Franchot wins easily, in contrast to primary

Del. Peter Franchot, the Montgomery County lawmaker who handed William Donald Schaefer his first election defeat in more than 50 years in the Democratic primary, last night easily won his bid to become comptroller.

In contrast to the nail-biting primary, Franchot, 58, defeated Republican Anne M. McCarthy, 48, by a wide margin, making good on double-digit poll leads he had maintained throughout his campaign.


In his victory speech last night, Franchot told a crowd of about 350 supporters at the Crowne Plaza Hotel in Silver Spring that, as comptroller, he would measure each decision carefully but also be progressive.

"These are not Republican, Democrat or Independent values," he said. "They're Maryland values."


McCarthy had not conceded the race at press time.

The comptroller is the state's chief fiscal officer, responsible for tax collection and revenue estimates. Along with the governor and state treasurer, the comptroller sits on the powerful Board of Public Works.

Schaefer, 85, popularized public works meetings with random outbursts and biting criticisms of the governor, the mayor and anyone else who might have been in his sights.

Franchot and McCarthy pledged to be more subdued than Schaefer and more like Schaefer's predecessor, Louis L. Goldstein, a prudent fiscal operator who served for four decades until his death in 1998.

Franchot, of Montgomery County, spent two decades in the General Assembly.

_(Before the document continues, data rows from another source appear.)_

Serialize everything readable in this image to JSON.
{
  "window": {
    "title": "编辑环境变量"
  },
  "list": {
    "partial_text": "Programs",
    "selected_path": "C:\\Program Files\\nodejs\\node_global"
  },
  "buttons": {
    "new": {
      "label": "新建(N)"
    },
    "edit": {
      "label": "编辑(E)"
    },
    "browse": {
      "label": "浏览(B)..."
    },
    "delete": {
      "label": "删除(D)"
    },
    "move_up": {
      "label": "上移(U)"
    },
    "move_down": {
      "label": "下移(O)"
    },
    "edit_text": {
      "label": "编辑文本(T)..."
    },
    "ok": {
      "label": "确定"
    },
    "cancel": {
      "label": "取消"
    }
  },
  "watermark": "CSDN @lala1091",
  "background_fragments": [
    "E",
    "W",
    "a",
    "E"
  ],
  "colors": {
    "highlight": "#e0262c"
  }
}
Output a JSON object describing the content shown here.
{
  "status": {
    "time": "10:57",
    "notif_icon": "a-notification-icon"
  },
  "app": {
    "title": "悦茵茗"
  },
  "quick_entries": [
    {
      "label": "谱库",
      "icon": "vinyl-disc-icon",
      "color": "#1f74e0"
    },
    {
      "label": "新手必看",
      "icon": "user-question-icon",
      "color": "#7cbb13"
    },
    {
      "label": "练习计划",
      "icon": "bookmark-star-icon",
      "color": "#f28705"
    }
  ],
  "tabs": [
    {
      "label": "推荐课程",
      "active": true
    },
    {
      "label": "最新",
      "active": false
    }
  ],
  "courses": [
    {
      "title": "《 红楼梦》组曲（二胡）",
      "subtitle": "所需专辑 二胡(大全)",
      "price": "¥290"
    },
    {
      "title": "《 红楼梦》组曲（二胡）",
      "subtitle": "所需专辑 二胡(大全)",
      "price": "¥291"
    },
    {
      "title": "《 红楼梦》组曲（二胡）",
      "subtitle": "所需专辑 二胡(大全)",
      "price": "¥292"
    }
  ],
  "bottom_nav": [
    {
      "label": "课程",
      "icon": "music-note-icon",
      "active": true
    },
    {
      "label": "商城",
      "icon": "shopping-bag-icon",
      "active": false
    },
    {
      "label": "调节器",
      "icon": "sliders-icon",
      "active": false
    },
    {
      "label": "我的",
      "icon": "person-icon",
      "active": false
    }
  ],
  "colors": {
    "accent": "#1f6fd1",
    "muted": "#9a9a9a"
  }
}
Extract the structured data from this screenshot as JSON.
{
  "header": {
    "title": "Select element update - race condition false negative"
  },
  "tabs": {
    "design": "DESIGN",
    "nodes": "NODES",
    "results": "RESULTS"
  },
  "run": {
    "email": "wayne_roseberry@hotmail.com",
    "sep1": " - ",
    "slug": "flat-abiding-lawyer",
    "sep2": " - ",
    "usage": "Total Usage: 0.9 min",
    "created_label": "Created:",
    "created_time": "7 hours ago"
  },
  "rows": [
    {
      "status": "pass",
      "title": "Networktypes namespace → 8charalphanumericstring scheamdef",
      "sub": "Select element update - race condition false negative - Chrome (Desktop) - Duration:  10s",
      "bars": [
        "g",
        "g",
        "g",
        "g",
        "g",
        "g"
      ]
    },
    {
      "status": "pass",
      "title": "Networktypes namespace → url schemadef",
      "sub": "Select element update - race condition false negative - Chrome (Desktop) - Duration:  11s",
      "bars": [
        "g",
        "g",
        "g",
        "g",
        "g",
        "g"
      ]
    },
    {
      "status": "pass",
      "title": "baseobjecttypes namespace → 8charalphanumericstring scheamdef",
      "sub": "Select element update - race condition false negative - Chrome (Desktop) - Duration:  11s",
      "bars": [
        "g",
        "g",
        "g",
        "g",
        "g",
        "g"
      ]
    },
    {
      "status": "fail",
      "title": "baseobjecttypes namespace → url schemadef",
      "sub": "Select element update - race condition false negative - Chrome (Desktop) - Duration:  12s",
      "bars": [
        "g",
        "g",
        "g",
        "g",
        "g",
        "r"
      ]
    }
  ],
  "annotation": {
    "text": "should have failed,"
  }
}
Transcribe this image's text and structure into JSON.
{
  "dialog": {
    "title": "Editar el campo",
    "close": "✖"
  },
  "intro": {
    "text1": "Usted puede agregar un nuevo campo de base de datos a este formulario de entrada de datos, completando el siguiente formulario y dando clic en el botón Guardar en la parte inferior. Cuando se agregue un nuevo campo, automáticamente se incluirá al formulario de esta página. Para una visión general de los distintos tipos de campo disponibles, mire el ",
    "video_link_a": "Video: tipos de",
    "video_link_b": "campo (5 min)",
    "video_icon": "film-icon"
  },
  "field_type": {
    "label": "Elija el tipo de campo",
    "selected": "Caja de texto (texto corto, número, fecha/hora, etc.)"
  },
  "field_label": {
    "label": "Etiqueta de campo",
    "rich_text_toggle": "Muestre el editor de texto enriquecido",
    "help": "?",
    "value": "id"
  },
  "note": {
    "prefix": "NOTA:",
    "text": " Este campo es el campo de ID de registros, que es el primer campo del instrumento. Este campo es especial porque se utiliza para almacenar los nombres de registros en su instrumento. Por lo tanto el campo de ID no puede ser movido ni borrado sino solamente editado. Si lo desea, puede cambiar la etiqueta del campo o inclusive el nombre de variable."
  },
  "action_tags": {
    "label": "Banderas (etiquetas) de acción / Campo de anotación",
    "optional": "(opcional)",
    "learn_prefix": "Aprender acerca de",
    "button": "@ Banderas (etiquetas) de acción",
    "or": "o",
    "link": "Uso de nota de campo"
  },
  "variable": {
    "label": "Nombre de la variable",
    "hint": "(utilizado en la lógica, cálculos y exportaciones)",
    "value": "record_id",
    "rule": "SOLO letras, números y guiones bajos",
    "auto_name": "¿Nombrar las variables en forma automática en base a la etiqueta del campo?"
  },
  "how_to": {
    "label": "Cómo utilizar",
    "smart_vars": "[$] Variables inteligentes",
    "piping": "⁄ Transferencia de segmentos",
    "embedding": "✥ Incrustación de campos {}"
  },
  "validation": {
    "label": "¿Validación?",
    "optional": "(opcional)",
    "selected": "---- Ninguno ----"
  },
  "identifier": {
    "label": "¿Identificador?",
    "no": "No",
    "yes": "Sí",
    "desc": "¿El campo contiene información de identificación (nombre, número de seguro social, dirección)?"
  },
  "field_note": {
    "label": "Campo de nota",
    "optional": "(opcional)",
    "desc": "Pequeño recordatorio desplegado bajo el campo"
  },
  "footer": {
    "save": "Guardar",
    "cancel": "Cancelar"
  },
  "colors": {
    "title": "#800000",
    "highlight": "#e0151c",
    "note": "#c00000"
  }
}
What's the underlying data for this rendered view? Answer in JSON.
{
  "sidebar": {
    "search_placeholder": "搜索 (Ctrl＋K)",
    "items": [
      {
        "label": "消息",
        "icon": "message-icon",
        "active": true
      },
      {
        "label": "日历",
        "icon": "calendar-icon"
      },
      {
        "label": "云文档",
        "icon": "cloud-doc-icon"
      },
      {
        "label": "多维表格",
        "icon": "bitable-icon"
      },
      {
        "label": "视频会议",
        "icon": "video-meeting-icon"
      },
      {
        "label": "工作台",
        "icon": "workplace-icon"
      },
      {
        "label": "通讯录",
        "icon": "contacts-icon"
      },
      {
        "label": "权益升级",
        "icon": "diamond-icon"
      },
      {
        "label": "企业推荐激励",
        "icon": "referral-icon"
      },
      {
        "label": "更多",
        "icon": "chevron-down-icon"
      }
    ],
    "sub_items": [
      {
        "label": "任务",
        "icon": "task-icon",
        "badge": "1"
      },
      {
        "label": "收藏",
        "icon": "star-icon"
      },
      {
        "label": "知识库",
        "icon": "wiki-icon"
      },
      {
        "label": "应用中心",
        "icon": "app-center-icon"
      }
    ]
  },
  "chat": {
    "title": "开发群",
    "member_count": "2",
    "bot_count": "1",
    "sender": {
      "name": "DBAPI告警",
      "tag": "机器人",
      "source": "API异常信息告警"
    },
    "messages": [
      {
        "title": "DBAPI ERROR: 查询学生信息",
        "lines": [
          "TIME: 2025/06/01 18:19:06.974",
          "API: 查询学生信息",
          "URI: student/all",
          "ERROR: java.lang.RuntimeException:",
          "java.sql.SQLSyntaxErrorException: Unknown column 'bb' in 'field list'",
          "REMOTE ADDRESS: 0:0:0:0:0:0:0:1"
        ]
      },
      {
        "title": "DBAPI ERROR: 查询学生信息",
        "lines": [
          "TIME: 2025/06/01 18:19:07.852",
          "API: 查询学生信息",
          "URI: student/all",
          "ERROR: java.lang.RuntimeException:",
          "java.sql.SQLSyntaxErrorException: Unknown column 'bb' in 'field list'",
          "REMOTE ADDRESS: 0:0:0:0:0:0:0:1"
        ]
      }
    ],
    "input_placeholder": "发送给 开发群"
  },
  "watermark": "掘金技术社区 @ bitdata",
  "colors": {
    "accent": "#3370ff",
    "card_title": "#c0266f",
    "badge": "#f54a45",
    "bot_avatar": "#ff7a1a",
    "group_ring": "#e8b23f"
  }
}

He served on the House Appropriations Committee, developing a familiarity with budgets that he emphasized during the comptroller race.

After trailing in every pre-primary poll, Franchot defeated Schaefer and outgoing Anne Arundel County Executive Janet S. Owens in a heated race.

Franchot already has taken positions on several key issues.

He said he opposed the Ehrlich administration's plan to sell the World Trade Center, a half-occupied high-rise building on Baltimore's Inner Harbor.


Last night he vowed to fight any effort to bring slot machines to Maryland racetracks.

And he has said he would urge the General Assembly to address the estimated $3 billion long-term gap between projected revenues and future state spending.

Franchot's long public life gave him significant name recognition compared to McCarthy, a business professor, entrepreneur and former University of Baltimore business school dean.

McCarthy had criticized Franchot as too liberal. But Franchot countered that accusation in a last-minute television campaign in the Baltimore area.

Yesterday morning was the first time in the campaign that the two candidates had met face to face, something McCarthy had complained about several times.

It was an accidental encounter at Leisure World, a retirement village in Montgomery County.


He thanked her for avoiding dirty campaigning, and - in a soft jab - she thanked him for avoiding her altogether.

Sun photographer Doug Kapustin and Sun reporter Jill Rosen contributed to this report.